I read this again recently, although I first read it as a child - and still found it very familiar indeed.
The Five are on a cycling tour through the countryside, and everything is very pleasant and idyllic, with enjoyable meals by the wayside and swims in pools, until the Five meet Richard Kent, who accompanies them for a short while, but unfortunately leads them into considerable trouble, partly through his own lies and deceit.
Richard's wealthy father had had a former bodyguard known as Rooky, who had been dismissed as a result of Richard telling tales to his father, and as a result Rooky is thirsting for revenge. Unfortunately he catches sight of Richard after he parts from the Five, and Richard comes blundering into the forest where the Five are about to set up camp, seeking their help, and two of Rooky's henchmen come upon Dick and kidnap him, mistaking him for Richard, whom they do not know by sight.
Exciting adventures follow as a result of the others' late-night attempt to trace Dick and rescue him (with Richard tagging fearfully along); this leads them, via a moonlight bike ride and a wayside adventure, to Owl's Dene, a lonely, walled mansion which, as its secrets slowly unfold, turns out to be a veritable nest of assorted rogues. All the children are held there, and there seems no hope of escape until Julian thinks up a plan which will only work if Richard is able finally to prove his bravery.
This is one of the more exciting of the Famous Five stories. The plot thickens during the second half of the novel, and when the children are eventually able to send word to the police about what is going on, and the police are closing in, the criminals are getting into a siege mentality, and the danger for the children increases, especially from Rooky, who has seen all his neat plans come unstuck because of the children's actions, and whose desire for revenge extends to all of them now, not just Richard.

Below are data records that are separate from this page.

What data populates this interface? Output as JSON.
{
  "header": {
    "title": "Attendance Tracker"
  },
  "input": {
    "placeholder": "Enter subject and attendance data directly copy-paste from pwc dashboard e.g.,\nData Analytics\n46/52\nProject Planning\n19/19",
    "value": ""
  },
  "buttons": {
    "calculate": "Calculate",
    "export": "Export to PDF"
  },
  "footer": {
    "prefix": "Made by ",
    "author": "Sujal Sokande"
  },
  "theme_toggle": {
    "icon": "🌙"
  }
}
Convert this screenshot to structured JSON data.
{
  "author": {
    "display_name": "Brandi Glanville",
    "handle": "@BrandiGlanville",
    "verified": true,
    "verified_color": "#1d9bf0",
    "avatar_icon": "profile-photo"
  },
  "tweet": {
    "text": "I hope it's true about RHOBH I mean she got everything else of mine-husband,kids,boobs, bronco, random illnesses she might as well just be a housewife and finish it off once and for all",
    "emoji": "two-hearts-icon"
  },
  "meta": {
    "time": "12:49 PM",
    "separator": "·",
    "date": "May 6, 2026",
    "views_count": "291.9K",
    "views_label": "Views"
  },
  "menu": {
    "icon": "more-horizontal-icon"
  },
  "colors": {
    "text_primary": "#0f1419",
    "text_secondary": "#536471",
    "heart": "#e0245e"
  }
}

There are a couple of plot flaws. Given Richard's cowardice (which is something of a theme followed by the book, culminating in his big opportunity to redeem himself), as well as his entirely reasonable fear of Rooky, it is puzzling why he followed the others into the den of thieves simply because he dreaded being left behind all alone even more. Also, it is difficult to see why the children, especially towards the end, when they are all together, and getting more desperate, don't even consider trying to escape by climbing over the iron gates to the mansion. (They are outdoors some of the time within the grounds, more or less unsupervised, so the opportunity was there.)
Nevertheless, after the peaceful, holiday atmosphere of the first few chapters, you will not be able to put this down until you've finished. I have read adult books whose climax was less tense and intricate than this book.
The characters may not be portrayed in any depth or subtlety, but they are quite well differentiated: the children, and the criminals they get tangled up with, too - at least the ones who appear more than occasionally. For instance, Mr. Perton is cool and rational, always evaluating the best thing to do, whereas Rooky's desire for revenge causes him to act rashly (even from his own point of view), and in fact contributes to his and the others' final undoing.
The writing style is quite plain but very clear in Blyton's usual manner, and never gets in the way between the story and the reader. There are occasional touches of atmosphere which have, for instance, caused the moonlight adventure about half-way through to remain as a clear image in my memory ever since my childhood. The sense of atmosphere which sometimes appears in these books is probably helped by Eileen Soper's excellent original illustrations, brought back for the centenary Famous Five edition.
A thrilling children's book, and perhaps even an enjoyable read for older people who want something relaxing or nostalgic to read in an odd few hours.